## Dataset content
▬▬▬▬▬▬

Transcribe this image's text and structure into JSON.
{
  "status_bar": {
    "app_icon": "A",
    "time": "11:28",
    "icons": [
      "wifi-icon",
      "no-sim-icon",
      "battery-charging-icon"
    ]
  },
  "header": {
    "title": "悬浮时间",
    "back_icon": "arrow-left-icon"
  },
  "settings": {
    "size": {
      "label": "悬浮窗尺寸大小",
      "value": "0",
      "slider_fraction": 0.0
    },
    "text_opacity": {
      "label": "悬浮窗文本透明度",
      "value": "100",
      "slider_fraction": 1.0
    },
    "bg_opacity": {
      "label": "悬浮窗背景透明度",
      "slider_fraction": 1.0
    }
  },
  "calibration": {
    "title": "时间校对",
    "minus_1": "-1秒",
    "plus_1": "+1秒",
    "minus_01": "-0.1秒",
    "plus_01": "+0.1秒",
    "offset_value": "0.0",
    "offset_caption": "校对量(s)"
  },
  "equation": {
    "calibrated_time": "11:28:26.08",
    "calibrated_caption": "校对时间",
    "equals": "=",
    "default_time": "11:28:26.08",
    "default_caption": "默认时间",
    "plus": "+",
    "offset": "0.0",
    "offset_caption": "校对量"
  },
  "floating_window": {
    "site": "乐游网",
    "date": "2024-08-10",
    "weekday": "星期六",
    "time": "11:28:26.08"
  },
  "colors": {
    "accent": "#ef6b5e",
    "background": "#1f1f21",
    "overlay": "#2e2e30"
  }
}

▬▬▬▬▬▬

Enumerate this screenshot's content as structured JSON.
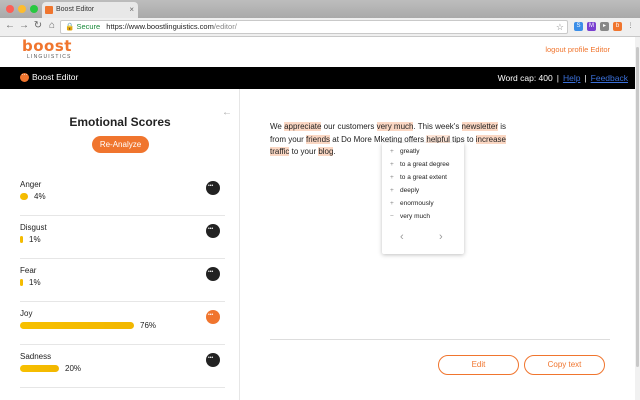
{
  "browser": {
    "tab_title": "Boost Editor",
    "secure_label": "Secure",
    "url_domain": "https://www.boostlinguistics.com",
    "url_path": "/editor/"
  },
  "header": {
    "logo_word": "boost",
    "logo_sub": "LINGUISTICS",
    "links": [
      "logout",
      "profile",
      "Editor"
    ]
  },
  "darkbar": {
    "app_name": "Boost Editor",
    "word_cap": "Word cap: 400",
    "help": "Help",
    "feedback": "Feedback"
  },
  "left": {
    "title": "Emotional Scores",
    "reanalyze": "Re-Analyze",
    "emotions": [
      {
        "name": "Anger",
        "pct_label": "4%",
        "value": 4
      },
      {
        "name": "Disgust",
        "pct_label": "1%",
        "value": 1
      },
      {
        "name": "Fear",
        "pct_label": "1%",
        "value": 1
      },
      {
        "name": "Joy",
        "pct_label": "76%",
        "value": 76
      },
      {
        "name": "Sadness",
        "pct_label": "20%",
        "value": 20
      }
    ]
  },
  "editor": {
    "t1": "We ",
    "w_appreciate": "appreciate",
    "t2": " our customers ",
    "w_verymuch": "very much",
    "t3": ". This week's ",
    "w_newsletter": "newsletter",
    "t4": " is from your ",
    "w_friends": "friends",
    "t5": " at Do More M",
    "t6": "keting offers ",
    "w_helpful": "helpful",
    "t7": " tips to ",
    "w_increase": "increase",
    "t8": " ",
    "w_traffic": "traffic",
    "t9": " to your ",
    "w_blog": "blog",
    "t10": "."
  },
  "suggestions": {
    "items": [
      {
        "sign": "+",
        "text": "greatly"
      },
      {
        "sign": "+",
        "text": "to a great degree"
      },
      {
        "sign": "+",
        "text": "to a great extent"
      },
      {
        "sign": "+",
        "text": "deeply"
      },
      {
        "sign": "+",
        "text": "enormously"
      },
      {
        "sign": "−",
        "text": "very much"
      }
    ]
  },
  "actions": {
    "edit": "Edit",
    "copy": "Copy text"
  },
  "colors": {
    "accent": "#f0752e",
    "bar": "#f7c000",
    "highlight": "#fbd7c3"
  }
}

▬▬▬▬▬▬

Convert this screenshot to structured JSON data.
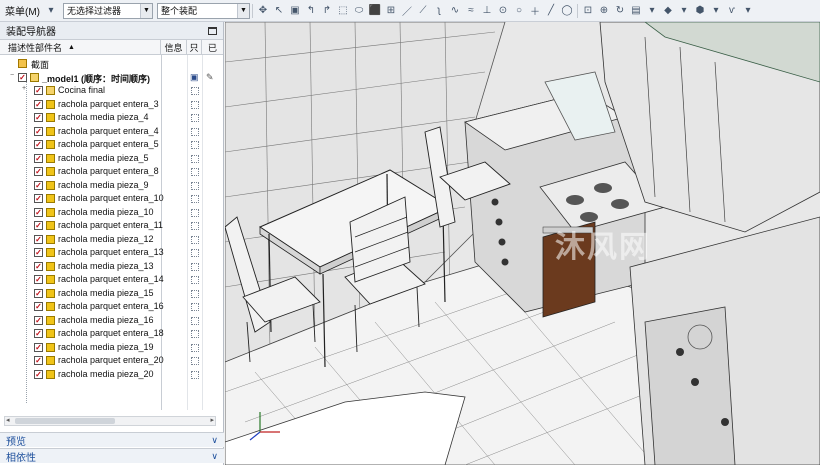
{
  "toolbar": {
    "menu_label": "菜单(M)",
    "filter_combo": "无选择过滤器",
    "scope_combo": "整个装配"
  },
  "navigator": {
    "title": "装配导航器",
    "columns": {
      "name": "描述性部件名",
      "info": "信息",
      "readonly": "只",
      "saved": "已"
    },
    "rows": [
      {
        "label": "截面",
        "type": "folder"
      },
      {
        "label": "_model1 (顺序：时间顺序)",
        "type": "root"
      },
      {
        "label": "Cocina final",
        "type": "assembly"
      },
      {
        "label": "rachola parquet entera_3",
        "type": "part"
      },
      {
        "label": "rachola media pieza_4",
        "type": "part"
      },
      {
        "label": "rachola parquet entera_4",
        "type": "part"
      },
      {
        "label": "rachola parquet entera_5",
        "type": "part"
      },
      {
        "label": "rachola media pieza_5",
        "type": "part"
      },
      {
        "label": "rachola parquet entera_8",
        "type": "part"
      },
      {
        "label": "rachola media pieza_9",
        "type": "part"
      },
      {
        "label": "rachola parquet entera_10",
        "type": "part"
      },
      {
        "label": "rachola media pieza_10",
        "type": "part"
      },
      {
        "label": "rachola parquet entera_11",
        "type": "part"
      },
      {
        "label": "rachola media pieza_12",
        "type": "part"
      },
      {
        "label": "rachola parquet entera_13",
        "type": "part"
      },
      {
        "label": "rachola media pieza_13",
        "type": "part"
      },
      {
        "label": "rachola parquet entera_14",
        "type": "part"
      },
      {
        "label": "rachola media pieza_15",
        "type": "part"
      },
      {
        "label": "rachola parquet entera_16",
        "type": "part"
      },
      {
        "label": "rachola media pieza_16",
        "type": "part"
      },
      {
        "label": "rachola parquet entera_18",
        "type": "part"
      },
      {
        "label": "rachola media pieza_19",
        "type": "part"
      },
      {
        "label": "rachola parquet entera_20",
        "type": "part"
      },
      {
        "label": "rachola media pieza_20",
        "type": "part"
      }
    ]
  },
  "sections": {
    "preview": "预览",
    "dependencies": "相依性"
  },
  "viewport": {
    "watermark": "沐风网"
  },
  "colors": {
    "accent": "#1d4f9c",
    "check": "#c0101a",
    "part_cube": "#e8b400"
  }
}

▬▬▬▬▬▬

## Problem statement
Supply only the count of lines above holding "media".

## Written reply
10